“When we see that the United States truly desires stability in our region and stops threatening and seeking to invade, as well as stops arms supplies to terrorists then we can believe that we can follow through with the necessary processes,” he told Russian television, adding that Washington should dispense with the “politics of threats.”
But he also signaled that he was willing to comply with international pressure.
“Syria will be sending an appeal to the UN and the Organization for Prohibition of Chemical Weapons in a few days, which will have technical documents necessary to sign the agreement,” he added in translated remarks.
“Syria is handing over chemical weapons under international control because of Russia,” Assad was quoted as telling Rossiya 24 state news channel. “US threats have not affected the decision,” he added.
Syrian opposition groups categorically rejected Thursday a Russian proposal for placing Syria’s chemical arms under international control, and called for government officials to be brought to justice.
Meanwhile, Washington called Thursday on the Syrian government to quickly declare the scope and size of its chemical weapons stockpile as Secretary of State John Kerry arrived in Geneva for high-stakes talks.
“It’s doable, but difficult,” a US official told reporters accompanying the top US diplomat.
The Syrian National Coalition opposition group questioned the initiative, saying it is a “political maneuver aimed at buying time” for Assad.
“The Free Syrian Army announces its categorical rejection of the Russian initiative that foresees placing chemical weapons under international control,” FSA military commander General Selim Idriss said in a video posted on YouTube.
Idriss told world powers they should not “be satisfied only by removing the chemical weapon, which is the tool of a crime, but judge the author of the crime before the International Criminal Court, who has clearly acknowledged possessing it and agreed to get rid of it.”
Questioning the motives for the initiative by Russia, the Coalition’s overnight statement also said it would be unacceptable unless it “called to account the crimes against the Syrian people.”
And any measures should be adopted under Chapter VII of the UN Charter, which allows for possible military measures.
Idriss also called on countries backing the 30-month uprising against Assad to increase the supply of arms to the rebels so that they can “continue to liberate the country.”
And he exhorted his fighters to “intensify operations in all regions of the country.”
The United States claims that the Syrian government carried out chemical weapons strikes on a number of Damascus suburbs on August 21, and threatened to carry out punitive strikes.
Assad’s government denies any responsibility in the chemical attack, saying rebels were behind it to garner international momentum against Assad.
Russia on Monday announced a proposal under which Syria would turn over its chemical weapons, and US President Barack Obama postponed any military action to consider the Russian initiative.
The four-point plan, details of which were disclosed on Wednesday, would see Syria becoming a member of the Organization for the Prohibition of Chemical Weapons, according to a report in Moscow.

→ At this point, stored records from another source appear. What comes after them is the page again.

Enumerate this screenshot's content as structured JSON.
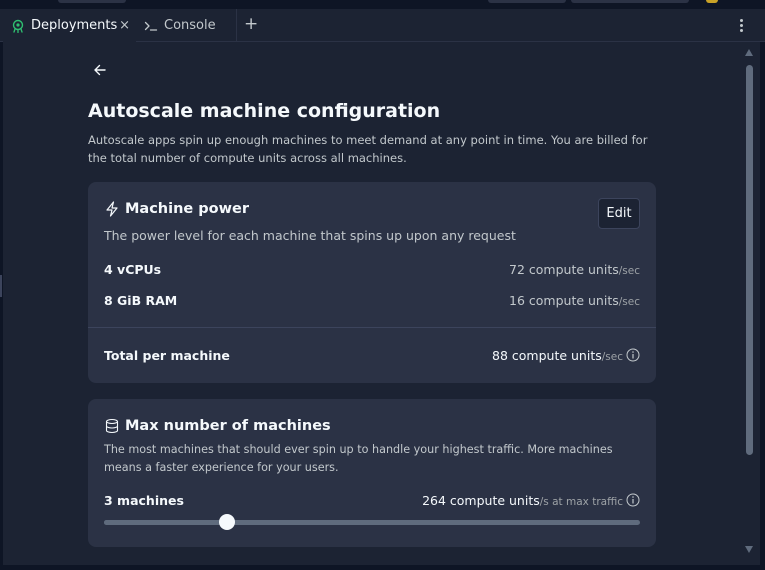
{
  "tabs": [
    {
      "label": "Deployments",
      "icon": "deployments-icon",
      "close": "×"
    },
    {
      "label": "Console",
      "icon": "console-icon"
    }
  ],
  "tab_add": "+",
  "page": {
    "title": "Autoscale machine configuration",
    "description": "Autoscale apps spin up enough machines to meet demand at any point in time. You are billed for the total number of compute units across all machines."
  },
  "machine_power": {
    "title": "Machine power",
    "icon": "lightning-icon",
    "subtitle": "The power level for each machine that spins up upon any request",
    "edit_label": "Edit",
    "rows": [
      {
        "label": "4 vCPUs",
        "value": "72 compute units",
        "unit": "/sec"
      },
      {
        "label": "8 GiB RAM",
        "value": "16 compute units",
        "unit": "/sec"
      }
    ],
    "total": {
      "label": "Total per machine",
      "value": "88 compute units",
      "unit": "/sec"
    }
  },
  "max_machines": {
    "title": "Max number of machines",
    "icon": "database-icon",
    "subtitle": "The most machines that should ever spin up to handle your highest traffic. More machines means a faster experience for your users.",
    "count_label": "3 machines",
    "value": "264 compute units",
    "unit": "/s at max traffic",
    "slider_fraction": 0.23
  },
  "colors": {
    "background": "#1c2333",
    "card": "#2b3245",
    "accent_icon": "#2fbf71"
  }
}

Syria would then have to declare the location of chemical weapons arsenals and, then allow OPCW inspectors to examine them and finally decide, in cooperation with the inspectors, how to destroy them.
UN inspectors have already visited the sites of the alleged attacks in Damascus, and France has said their report will probably be issued on Monday.
Foreign Minister Laurent Fabius told French radio Thursday “it will say that there was a chemical massacre” and that “there will certainly be indications” of the origin of the attack.
Diplomats have said the report is unlikely to pin blame on either side in the conflict, but that it would contain enough detail to suggest which party was responsible.
The European Parliament on Thursday urged a “clear, strong, targeted and united” international response, including “deterrent measures” if needed, to the attack
Welcoming the plan, the 751-seat assembly added that the use of such weapons “requires a clear, strong, targeted and united response, not excluding eventual deterrent measures.”
“In the event of failure to comply, this measure might be imposed on the basis of all the instruments provided for in the United Nations Charter,” the resolution said..
Kerry and Russian Foreign Minister Sergei Lavrov are due to meet in Geneva on Thursday to try to agree on a strategy to eliminate the chemical arsenal.
The top Russian diplomat said on a visit to Kazakhstan before heading to Geneva that both Russia and the United States would be taking experts on chemical weapons to the talks.
Lavrov said he did not rule out UN-Arab League Syria envoy Lakhdar Brahimi joining the talks in Geneva to discuss a stalled US-Russian initiative for a peace conference in the Swiss city.
(AFP, Reuters, Al-Akhbar)